§ Directions: Give back the whole listing exactly as shown.

§ Source material:
------------------------------------------------------------

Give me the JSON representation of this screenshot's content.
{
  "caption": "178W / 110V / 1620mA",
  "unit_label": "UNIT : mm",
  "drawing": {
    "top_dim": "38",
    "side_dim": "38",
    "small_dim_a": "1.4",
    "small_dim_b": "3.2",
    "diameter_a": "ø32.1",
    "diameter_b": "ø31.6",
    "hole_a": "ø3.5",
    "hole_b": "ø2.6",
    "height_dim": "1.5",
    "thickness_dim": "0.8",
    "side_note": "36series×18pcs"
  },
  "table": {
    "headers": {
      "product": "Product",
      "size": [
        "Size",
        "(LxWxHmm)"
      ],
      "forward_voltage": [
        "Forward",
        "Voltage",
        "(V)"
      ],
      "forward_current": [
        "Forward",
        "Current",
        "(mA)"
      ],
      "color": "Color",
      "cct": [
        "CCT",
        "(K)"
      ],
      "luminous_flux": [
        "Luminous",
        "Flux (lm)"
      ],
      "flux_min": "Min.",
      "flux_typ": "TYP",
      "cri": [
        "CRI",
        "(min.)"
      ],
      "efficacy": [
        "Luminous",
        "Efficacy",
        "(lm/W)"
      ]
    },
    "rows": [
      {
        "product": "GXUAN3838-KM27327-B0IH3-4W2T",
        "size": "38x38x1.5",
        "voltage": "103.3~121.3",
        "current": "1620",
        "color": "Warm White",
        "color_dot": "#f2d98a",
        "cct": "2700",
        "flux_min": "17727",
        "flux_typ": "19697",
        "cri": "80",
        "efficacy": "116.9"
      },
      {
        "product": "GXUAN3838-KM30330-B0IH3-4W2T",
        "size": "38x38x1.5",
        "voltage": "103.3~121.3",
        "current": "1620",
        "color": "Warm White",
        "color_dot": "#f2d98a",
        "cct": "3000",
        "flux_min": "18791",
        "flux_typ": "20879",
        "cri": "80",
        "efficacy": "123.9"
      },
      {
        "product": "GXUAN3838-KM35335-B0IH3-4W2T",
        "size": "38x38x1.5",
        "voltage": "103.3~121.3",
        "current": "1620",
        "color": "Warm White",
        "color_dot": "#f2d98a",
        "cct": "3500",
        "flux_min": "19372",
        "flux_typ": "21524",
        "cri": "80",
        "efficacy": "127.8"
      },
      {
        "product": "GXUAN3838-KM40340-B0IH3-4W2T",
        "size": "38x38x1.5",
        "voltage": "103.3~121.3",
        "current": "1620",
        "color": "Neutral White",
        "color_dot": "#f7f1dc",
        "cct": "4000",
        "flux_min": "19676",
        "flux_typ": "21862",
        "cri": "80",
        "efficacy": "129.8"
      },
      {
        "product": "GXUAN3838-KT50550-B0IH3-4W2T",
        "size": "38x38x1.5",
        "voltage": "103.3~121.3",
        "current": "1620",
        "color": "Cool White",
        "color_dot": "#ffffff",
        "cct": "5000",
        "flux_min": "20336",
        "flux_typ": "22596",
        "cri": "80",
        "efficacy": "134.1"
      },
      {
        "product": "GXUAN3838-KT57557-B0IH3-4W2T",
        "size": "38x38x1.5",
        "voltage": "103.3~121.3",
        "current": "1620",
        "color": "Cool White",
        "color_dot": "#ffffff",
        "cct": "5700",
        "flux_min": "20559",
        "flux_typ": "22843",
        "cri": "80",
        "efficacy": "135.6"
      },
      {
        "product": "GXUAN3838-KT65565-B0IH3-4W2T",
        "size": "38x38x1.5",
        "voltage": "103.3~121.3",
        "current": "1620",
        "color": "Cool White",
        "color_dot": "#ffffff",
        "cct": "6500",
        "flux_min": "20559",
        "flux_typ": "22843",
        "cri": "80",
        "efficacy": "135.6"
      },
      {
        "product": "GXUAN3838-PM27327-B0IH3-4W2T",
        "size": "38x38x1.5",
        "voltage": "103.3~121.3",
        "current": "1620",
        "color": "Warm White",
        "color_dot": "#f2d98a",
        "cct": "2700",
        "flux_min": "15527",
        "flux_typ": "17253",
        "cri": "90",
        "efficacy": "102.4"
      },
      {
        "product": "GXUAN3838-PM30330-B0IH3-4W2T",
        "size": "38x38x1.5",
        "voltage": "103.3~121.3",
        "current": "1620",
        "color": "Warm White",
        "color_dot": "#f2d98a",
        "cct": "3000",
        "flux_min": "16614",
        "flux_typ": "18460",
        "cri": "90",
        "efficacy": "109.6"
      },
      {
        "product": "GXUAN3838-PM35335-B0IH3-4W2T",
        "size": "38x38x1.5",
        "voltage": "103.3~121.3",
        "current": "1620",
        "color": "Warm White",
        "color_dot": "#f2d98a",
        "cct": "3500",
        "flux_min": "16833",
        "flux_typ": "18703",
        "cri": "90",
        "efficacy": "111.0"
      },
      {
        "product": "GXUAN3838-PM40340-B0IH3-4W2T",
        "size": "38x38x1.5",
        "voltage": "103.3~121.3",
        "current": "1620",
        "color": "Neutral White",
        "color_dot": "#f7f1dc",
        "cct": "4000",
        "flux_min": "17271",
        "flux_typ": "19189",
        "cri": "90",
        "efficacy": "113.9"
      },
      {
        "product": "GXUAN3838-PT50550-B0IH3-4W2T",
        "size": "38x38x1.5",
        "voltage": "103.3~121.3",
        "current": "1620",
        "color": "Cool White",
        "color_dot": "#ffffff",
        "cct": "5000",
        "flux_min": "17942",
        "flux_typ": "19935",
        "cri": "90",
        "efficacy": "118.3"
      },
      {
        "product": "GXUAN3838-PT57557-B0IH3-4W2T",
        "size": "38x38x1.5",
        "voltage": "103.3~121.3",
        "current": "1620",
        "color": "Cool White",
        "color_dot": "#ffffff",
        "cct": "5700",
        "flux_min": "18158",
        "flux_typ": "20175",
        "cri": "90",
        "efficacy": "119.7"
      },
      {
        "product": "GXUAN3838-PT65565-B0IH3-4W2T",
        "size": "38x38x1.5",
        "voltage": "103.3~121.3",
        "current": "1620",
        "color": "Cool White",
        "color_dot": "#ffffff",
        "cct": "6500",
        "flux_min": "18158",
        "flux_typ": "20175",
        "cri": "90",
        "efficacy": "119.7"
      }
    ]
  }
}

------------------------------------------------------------

§ Solution to this exercise:
Give me the JSON representation of this screenshot's content.
{
  "caption": "178W / 110V / 1620mA",
  "unit_label": "UNIT : mm",
  "drawing": {
    "top_dim": "38",
    "side_dim": "38",
    "small_dim_a": "1.4",
    "small_dim_b": "3.2",
    "diameter_a": "ø32.1",
    "diameter_b": "ø31.6",
    "hole_a": "ø3.5",
    "hole_b": "ø2.6",
    "height_dim": "1.5",
    "thickness_dim": "0.8",
    "side_note": "36series×18pcs"
  },
  "table": {
    "headers": {
      "product": "Product",
      "size": [
        "Size",
        "(LxWxHmm)"
      ],
      "forward_voltage": [
        "Forward",
        "Voltage",
        "(V)"
      ],
      "forward_current": [
        "Forward",
        "Current",
        "(mA)"
      ],
      "color": "Color",
      "cct": [
        "CCT",
        "(K)"
      ],
      "luminous_flux": [
        "Luminous",
        "Flux (lm)"
      ],
      "flux_min": "Min.",
      "flux_typ": "TYP",
      "cri": [
        "CRI",
        "(min.)"
      ],
      "efficacy": [
        "Luminous",
        "Efficacy",
        "(lm/W)"
      ]
    },
    "rows": [
      {
        "product": "GXUAN3838-KM27327-B0IH3-4W2T",
        "size": "38x38x1.5",
        "voltage": "103.3~121.3",
        "current": "1620",
        "color": "Warm White",
        "color_dot": "#f2d98a",
        "cct": "2700",
        "flux_min": "17727",
        "flux_typ": "19697",
        "cri": "80",
        "efficacy": "116.9"
      },
      {
        "product": "GXUAN3838-KM30330-B0IH3-4W2T",
        "size": "38x38x1.5",
        "voltage": "103.3~121.3",
        "current": "1620",
        "color": "Warm White",
        "color_dot": "#f2d98a",
        "cct": "3000",
        "flux_min": "18791",
        "flux_typ": "20879",
        "cri": "80",
        "efficacy": "123.9"
      },
      {
        "product": "GXUAN3838-KM35335-B0IH3-4W2T",
        "size": "38x38x1.5",
        "voltage": "103.3~121.3",
        "current": "1620",
        "color": "Warm White",
        "color_dot": "#f2d98a",
        "cct": "3500",
        "flux_min": "19372",
        "flux_typ": "21524",
        "cri": "80",
        "efficacy": "127.8"
      },
      {
        "product": "GXUAN3838-KM40340-B0IH3-4W2T",
        "size": "38x38x1.5",
        "voltage": "103.3~121.3",
        "current": "1620",
        "color": "Neutral White",
        "color_dot": "#f7f1dc",
        "cct": "4000",
        "flux_min": "19676",
        "flux_typ": "21862",
        "cri": "80",
        "efficacy": "129.8"
      },
      {
        "product": "GXUAN3838-KT50550-B0IH3-4W2T",
        "size": "38x38x1.5",
        "voltage": "103.3~121.3",
        "current": "1620",
        "color": "Cool White",
        "color_dot": "#ffffff",
        "cct": "5000",
        "flux_min": "20336",
        "flux_typ": "22596",
        "cri": "80",
        "efficacy": "134.1"
      },
      {
        "product": "GXUAN3838-KT57557-B0IH3-4W2T",
        "size": "38x38x1.5",
        "voltage": "103.3~121.3",
        "current": "1620",
        "color": "Cool White",
        "color_dot": "#ffffff",
        "cct": "5700",
        "flux_min": "20559",
        "flux_typ": "22843",
        "cri": "80",
        "efficacy": "135.6"
      },
      {
        "product": "GXUAN3838-KT65565-B0IH3-4W2T",
        "size": "38x38x1.5",
        "voltage": "103.3~121.3",
        "current": "1620",
        "color": "Cool White",
        "color_dot": "#ffffff",
        "cct": "6500",
        "flux_min": "20559",
        "flux_typ": "22843",
        "cri": "80",
        "efficacy": "135.6"
      },
      {
        "product": "GXUAN3838-PM27327-B0IH3-4W2T",
        "size": "38x38x1.5",
        "voltage": "103.3~121.3",
        "current": "1620",
        "color": "Warm White",
        "color_dot": "#f2d98a",
        "cct": "2700",
        "flux_min": "15527",
        "flux_typ": "17253",
        "cri": "90",
        "efficacy": "102.4"
      },
      {
        "product": "GXUAN3838-PM30330-B0IH3-4W2T",
        "size": "38x38x1.5",
        "voltage": "103.3~121.3",
        "current": "1620",
        "color": "Warm White",
        "color_dot": "#f2d98a",
        "cct": "3000",
        "flux_min": "16614",
        "flux_typ": "18460",
        "cri": "90",
        "efficacy": "109.6"
      },
      {
        "product": "GXUAN3838-PM35335-B0IH3-4W2T",
        "size": "38x38x1.5",
        "voltage": "103.3~121.3",
        "current": "1620",
        "color": "Warm White",
        "color_dot": "#f2d98a",
        "cct": "3500",
        "flux_min": "16833",
        "flux_typ": "18703",
        "cri": "90",
        "efficacy": "111.0"
      },
      {
        "product": "GXUAN3838-PM40340-B0IH3-4W2T",
        "size": "38x38x1.5",
        "voltage": "103.3~121.3",
        "current": "1620",
        "color": "Neutral White",
        "color_dot": "#f7f1dc",
        "cct": "4000",
        "flux_min": "17271",
        "flux_typ": "19189",
        "cri": "90",
        "efficacy": "113.9"
      },
      {
        "product": "GXUAN3838-PT50550-B0IH3-4W2T",
        "size": "38x38x1.5",
        "voltage": "103.3~121.3",
        "current": "1620",
        "color": "Cool White",
        "color_dot": "#ffffff",
        "cct": "5000",
        "flux_min": "17942",
        "flux_typ": "19935",
        "cri": "90",
        "efficacy": "118.3"
      },
      {
        "product": "GXUAN3838-PT57557-B0IH3-4W2T",
        "size": "38x38x1.5",
        "voltage": "103.3~121.3",
        "current": "1620",
        "color": "Cool White",
        "color_dot": "#ffffff",
        "cct": "5700",
        "flux_min": "18158",
        "flux_typ": "20175",
        "cri": "90",
        "efficacy": "119.7"
      },
      {
        "product": "GXUAN3838-PT65565-B0IH3-4W2T",
        "size": "38x38x1.5",
        "voltage": "103.3~121.3",
        "current": "1620",
        "color": "Cool White",
        "color_dot": "#ffffff",
        "cct": "6500",
        "flux_min": "18158",
        "flux_typ": "20175",
        "cri": "90",
        "efficacy": "119.7"
      }
    ]
  }
}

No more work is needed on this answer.